After nineteen years in prison, the man who killed 15-year-old Shep has stopped his appeals and is scheduled to die by lethal injection. The story follows prison superintendent Tab Mason and Shep’s mother Irene back and forth between the family’s Illinois farm and the town in Oregon where the murder took place, from the family’s move to Oregon in 1983 to the execution date in 2004. As the plot twists unfold with seamless transitions, the reader travels Irene’s road of fierce hate and revenge-hunger to eventual forgiveness and re-connection. Rakha does an admirable job of avoiding the pat, the easy, the black and white sound bite and of challenging the reader both emotionally and intellectually.

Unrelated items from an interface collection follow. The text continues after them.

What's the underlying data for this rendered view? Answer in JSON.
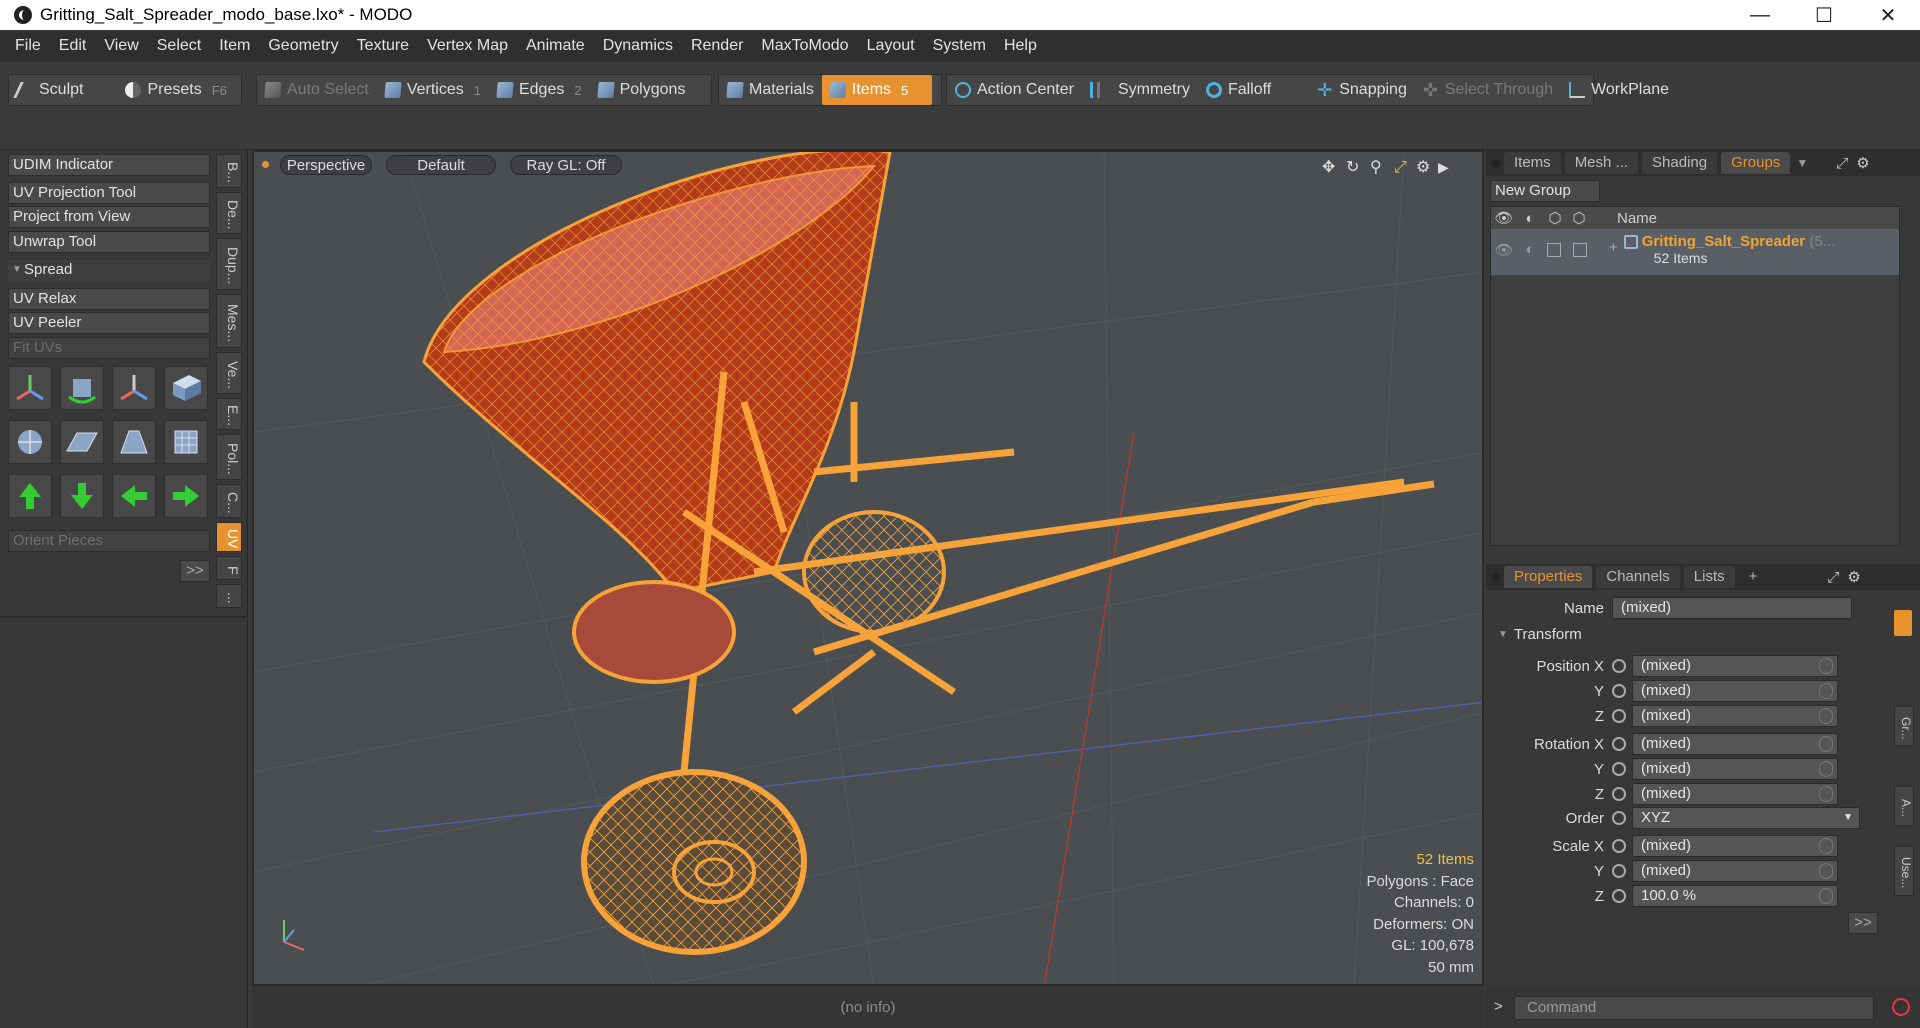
{
  "window": {
    "title": "Gritting_Salt_Spreader_modo_base.lxo* - MODO",
    "minimize": "—",
    "maximize": "☐",
    "close": "✕"
  },
  "menu": [
    "File",
    "Edit",
    "View",
    "Select",
    "Item",
    "Geometry",
    "Texture",
    "Vertex Map",
    "Animate",
    "Dynamics",
    "Render",
    "MaxToModo",
    "Layout",
    "System",
    "Help"
  ],
  "toolbar": {
    "sculpt": "Sculpt",
    "presets": "Presets",
    "presets_key": "F6",
    "auto_select": "Auto Select",
    "vertices": "Vertices",
    "vertices_num": "1",
    "edges": "Edges",
    "edges_num": "2",
    "polygons": "Polygons",
    "materials": "Materials",
    "items": "Items",
    "items_num": "5",
    "action_center": "Action Center",
    "symmetry": "Symmetry",
    "falloff": "Falloff",
    "snapping": "Snapping",
    "select_through": "Select Through",
    "workplane": "WorkPlane"
  },
  "left_panel": {
    "udim_indicator": "UDIM Indicator",
    "uv_projection_tool": "UV Projection Tool",
    "project_from_view": "Project from View",
    "unwrap_tool": "Unwrap Tool",
    "spread": "Spread",
    "uv_relax": "UV Relax",
    "uv_peeler": "UV Peeler",
    "fit_uvs": "Fit UVs",
    "orient_pieces": "Orient Pieces",
    "more": ">>",
    "vtabs": [
      "B...",
      "De...",
      "Dup...",
      "Mes...",
      "Ve...",
      "E...",
      "Pol...",
      "C...",
      "UV",
      "F",
      "..."
    ]
  },
  "viewport": {
    "perspective": "Perspective",
    "default": "Default",
    "raygl": "Ray GL: Off",
    "items_count": "52 Items",
    "polygons": "Polygons : Face",
    "channels": "Channels: 0",
    "deformers": "Deformers: ON",
    "gl": "GL: 100,678",
    "unit": "50 mm",
    "status": "(no info)"
  },
  "right_panel": {
    "tabs": [
      "Items",
      "Mesh ...",
      "Shading",
      "Groups"
    ],
    "new_group": "New Group",
    "col_name": "Name",
    "group_name": "Gritting_Salt_Spreader",
    "group_suffix": "(5...",
    "group_count": "52 Items",
    "prop_tabs": [
      "Properties",
      "Channels",
      "Lists"
    ],
    "add_tab": "+",
    "name_label": "Name",
    "name_value": "(mixed)",
    "transform": "Transform",
    "position_x": "Position X",
    "y": "Y",
    "z": "Z",
    "rotation_x": "Rotation X",
    "order": "Order",
    "order_value": "XYZ",
    "scale_x": "Scale X",
    "mixed": "(mixed)",
    "scale_z_value": "100.0 %",
    "more": ">>",
    "side_tabs": [
      "Gr...",
      "A...",
      "Use..."
    ],
    "command": "Command",
    "cmd_prompt": ">"
  },
  "colors": {
    "accent": "#e6922e",
    "mesh": "#f7a33a"
  }
}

by Chris Cleave
Little Bee is a teenager from a small, oil-rich Nigerian village. Sarah is a well-to-do British editor, wife, and mother. They meet on a Nigerian beach when Sarah and her husband are on vacation and Little Bee is running for her life. Although the author doesn’t reveal what happens at that meeting until late in the book, we know that the event is brutal and pivotal, keeping the narrative tension high. We also know that whatever happened on that beach binds these women together in profound and complex ways. There you’ve got it, precisely what interests me so much in reading - and writing - political fiction: the powerful and complicated intersection of people (okay, of characters) with the political worlds we inhabit.

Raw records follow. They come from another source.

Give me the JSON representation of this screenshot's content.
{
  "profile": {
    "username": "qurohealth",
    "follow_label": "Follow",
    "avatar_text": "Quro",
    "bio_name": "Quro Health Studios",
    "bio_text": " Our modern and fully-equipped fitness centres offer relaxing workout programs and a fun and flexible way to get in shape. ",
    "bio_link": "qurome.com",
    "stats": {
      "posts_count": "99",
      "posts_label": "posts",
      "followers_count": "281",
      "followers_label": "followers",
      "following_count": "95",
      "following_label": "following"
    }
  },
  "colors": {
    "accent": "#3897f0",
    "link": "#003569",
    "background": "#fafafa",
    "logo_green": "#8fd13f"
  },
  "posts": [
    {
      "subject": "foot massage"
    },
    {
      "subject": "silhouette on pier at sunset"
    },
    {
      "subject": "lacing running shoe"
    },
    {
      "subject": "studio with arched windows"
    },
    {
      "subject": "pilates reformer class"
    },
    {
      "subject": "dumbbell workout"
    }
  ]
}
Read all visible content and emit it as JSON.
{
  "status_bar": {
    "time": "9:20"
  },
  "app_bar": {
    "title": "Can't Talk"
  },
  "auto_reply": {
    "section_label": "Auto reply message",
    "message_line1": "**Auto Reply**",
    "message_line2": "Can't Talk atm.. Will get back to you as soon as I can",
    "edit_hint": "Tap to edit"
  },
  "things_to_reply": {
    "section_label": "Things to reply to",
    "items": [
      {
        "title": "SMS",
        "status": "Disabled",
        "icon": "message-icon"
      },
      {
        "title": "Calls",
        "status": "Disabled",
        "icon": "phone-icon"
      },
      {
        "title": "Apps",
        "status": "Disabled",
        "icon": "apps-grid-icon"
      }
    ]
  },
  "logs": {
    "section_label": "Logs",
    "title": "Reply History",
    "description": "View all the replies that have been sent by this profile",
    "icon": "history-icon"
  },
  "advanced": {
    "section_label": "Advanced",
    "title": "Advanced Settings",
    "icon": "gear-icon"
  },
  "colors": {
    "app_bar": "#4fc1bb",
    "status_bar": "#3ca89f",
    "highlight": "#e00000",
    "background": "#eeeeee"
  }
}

by Kamila Shamsie
follows two families across five countries and sixty years like a relay race. The narrative baton might be the stunning image introduced early in the book when Hiroko dons a silk kimono “white with three black cranes swooping across her back” and goes to meet her German fiancé, Konrad. Minutes later, the atomic bomb is dropped on Nagasaki, burning the pattern of the cranes into Hiroko’s flesh. The baton passes from Nagasaki to Delhi on the cusp of partition in 1947, to 1983 Pakistan and the mujahideen. Finally, inevitably, the story reaches 9/11 New York and Guantánamo Bay. All these characters – and all of us – are branded by the history we live.
by Sadie Jones

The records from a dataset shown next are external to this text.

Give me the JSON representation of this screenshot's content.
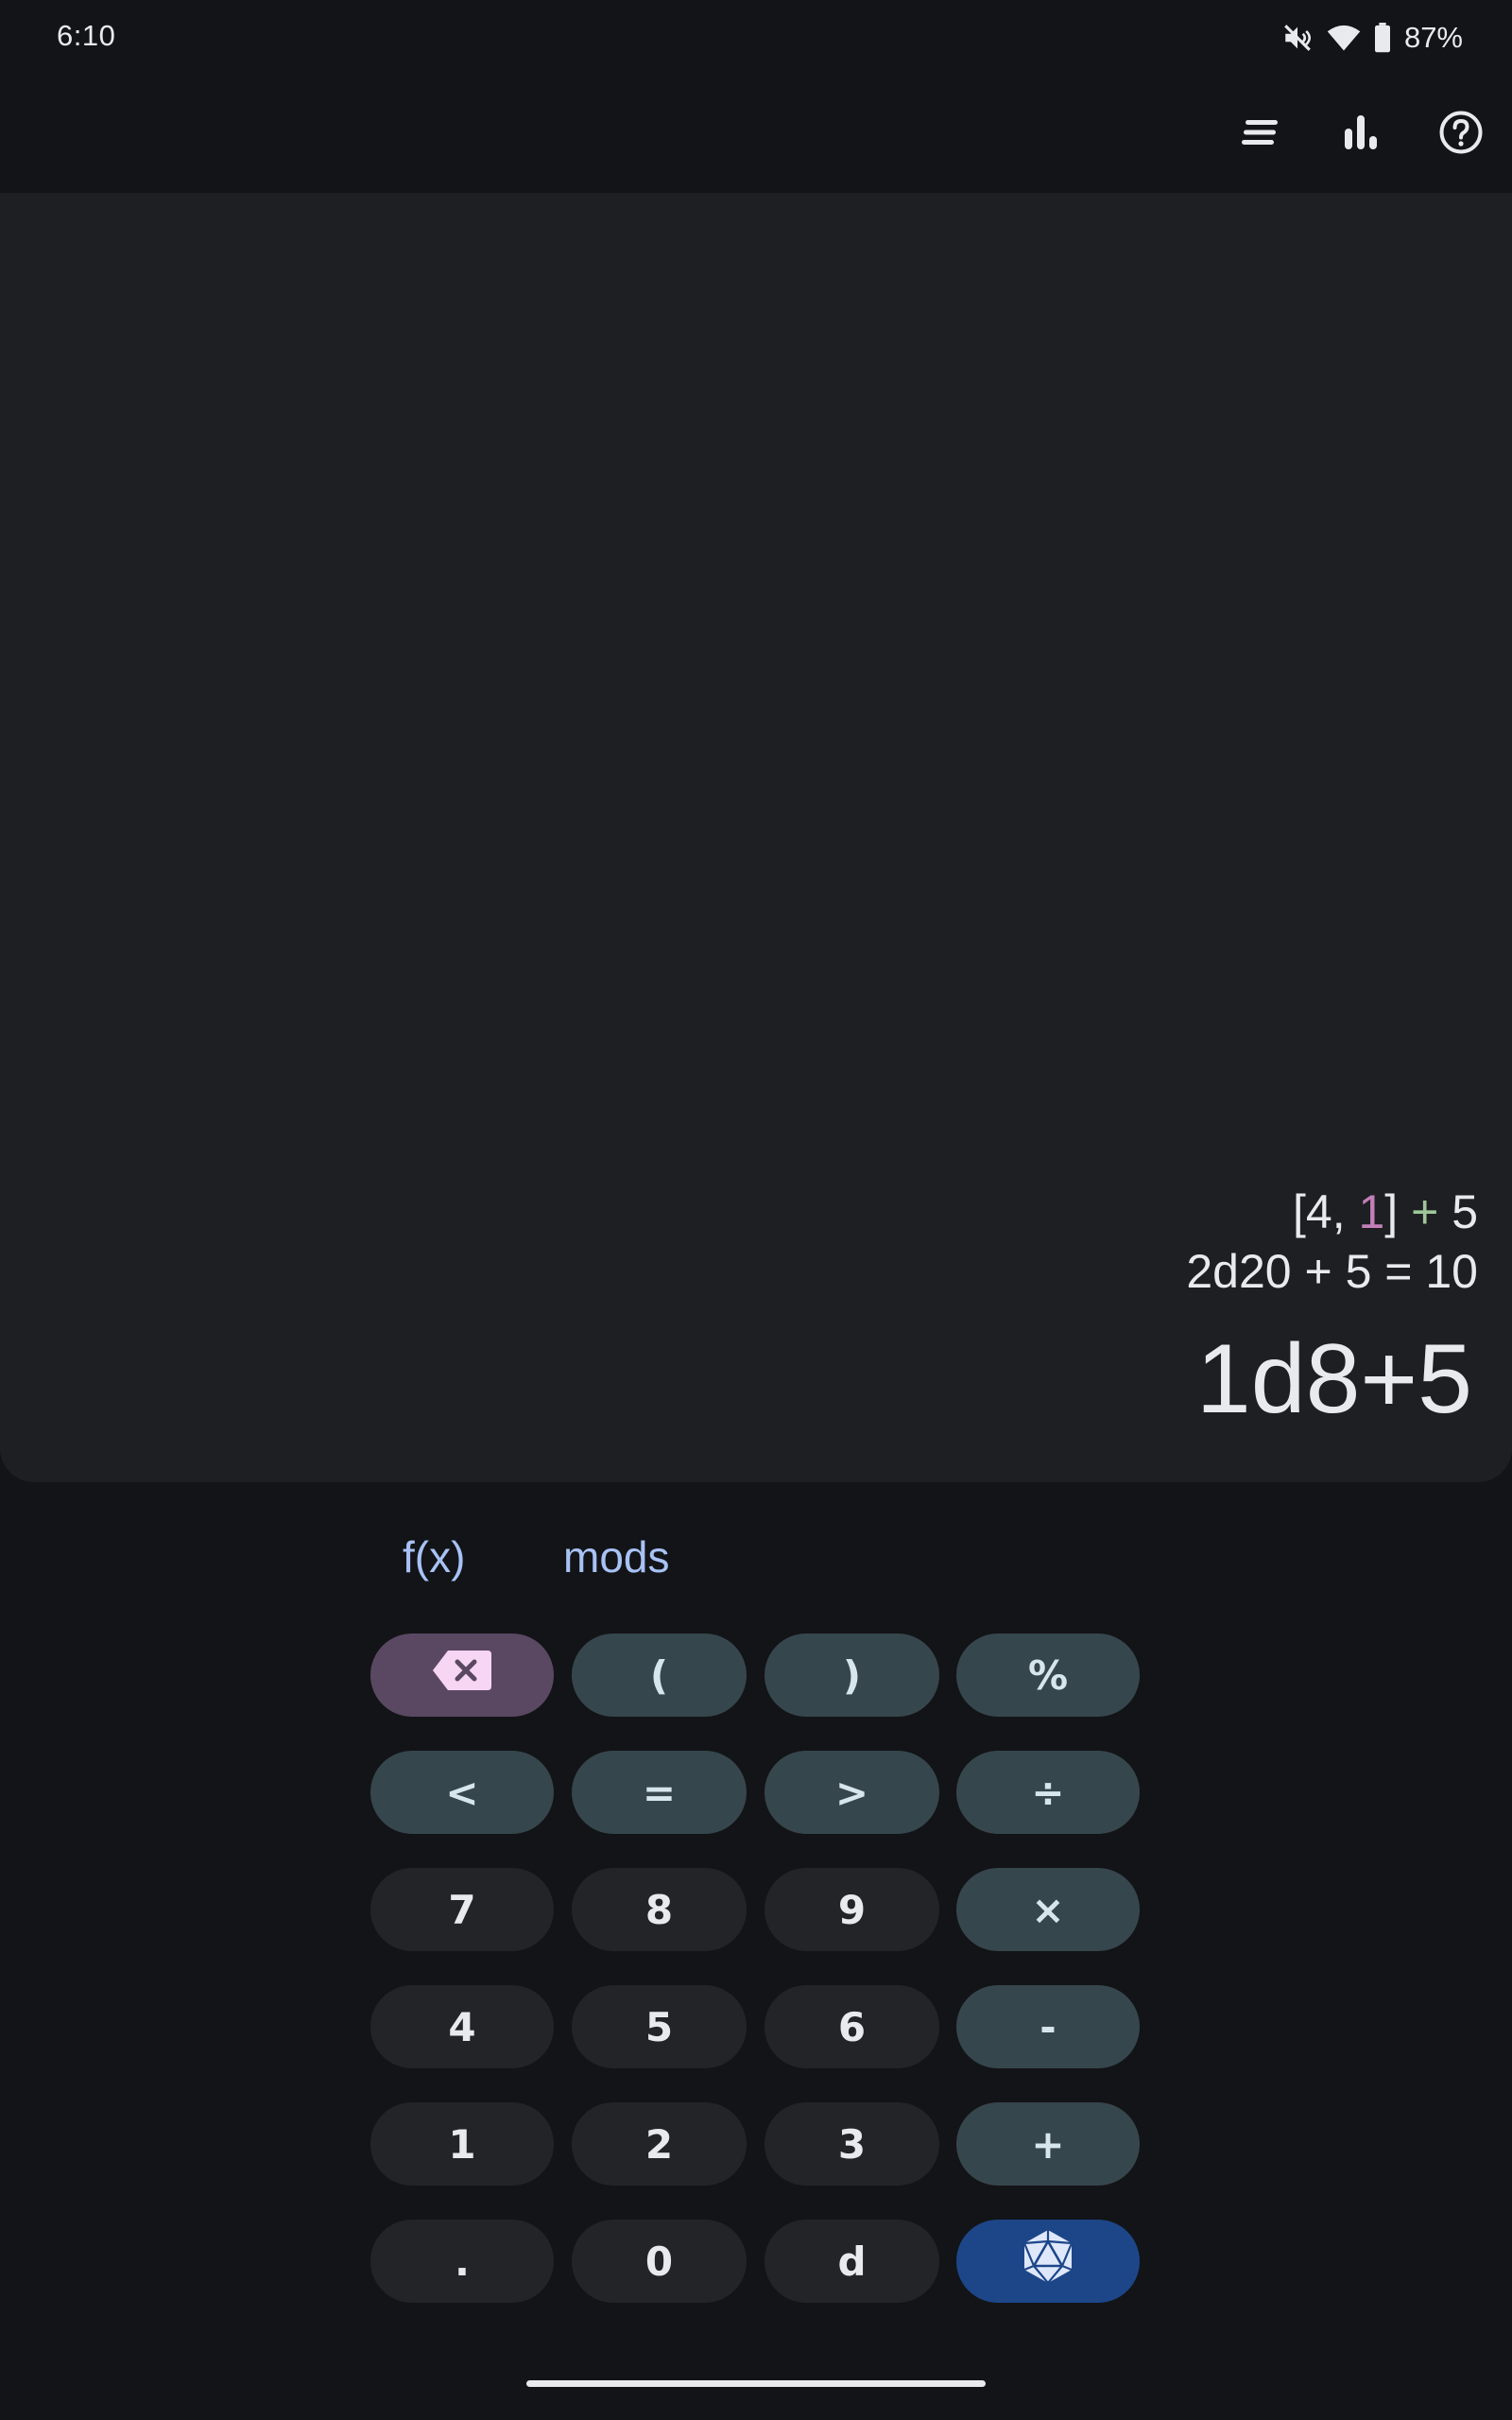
{
  "status_bar": {
    "time": "6:10",
    "battery_percent": "87%",
    "icons": [
      "mute-icon",
      "wifi-icon",
      "battery-icon"
    ]
  },
  "toolbar": {
    "icons": [
      "history-icon",
      "stats-icon",
      "help-icon"
    ]
  },
  "display": {
    "detail_parts": [
      "[4, ",
      "1",
      "]",
      " + ",
      "5"
    ],
    "previous_result": "2d20 + 5 = 10",
    "expression": "1d8+5"
  },
  "tabs": [
    "f(x)",
    "mods"
  ],
  "keys": {
    "row1": [
      "(",
      ")",
      "%"
    ],
    "row2": [
      "<",
      "=",
      ">",
      "÷"
    ],
    "row3": [
      "7",
      "8",
      "9",
      "×"
    ],
    "row4": [
      "4",
      "5",
      "6",
      "-"
    ],
    "row5": [
      "1",
      "2",
      "3",
      "+"
    ],
    "row6": [
      ".",
      "0",
      "d"
    ]
  },
  "colors": {
    "background": "#131417",
    "display_background": "#1e1f23",
    "number_key": "#232428",
    "operator_key": "#36464d",
    "backspace_key": "#5a4862",
    "roll_key": "#1d4689",
    "tab_text": "#a8c2f5",
    "dropped_die": "#c27fb8",
    "modifier_plus": "#9fc69a"
  }
}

Small Wars is the story of British army major Hal Treherne, dispatched to Cyprus during the 1956 “Emergency” and eager to be tested as a soldier and an officer. His wife Clara and their young twin daughters accompany him. While Hal faces the morally difficult role of leading an occupying army during a guerilla war, Clara faces increasing danger and loneliness. Their parallel battles and inner struggles as the violence escalates and the marriage flounders evoke a wonderful tension for the reader, one that remains authentic to the era while suggesting strikingly contemporary issues of means versus ends in waging war.
THE MURDERER’S DAUGHTERS
by Randy Susan Meyers
The Murder's Daughters finds its subject much closer than Cyprus or Nigeria; this novel of social injustice begins in the small Coney Island apartment of Merry and Lulu on the day their father kills their mother. These are two wonderfully complex characters, stubborn and determined to survive despite heavy odds. The prose is fresh and strong, the story compelling. Despite the shattering event that opens the novel, the narrative shimmers with healing, sisterly love, and hope.
--- Ellen Meeropol, author of the new novel House Arrest
---> For the complete archive of Madam Mayo's guest-blog posts, click here.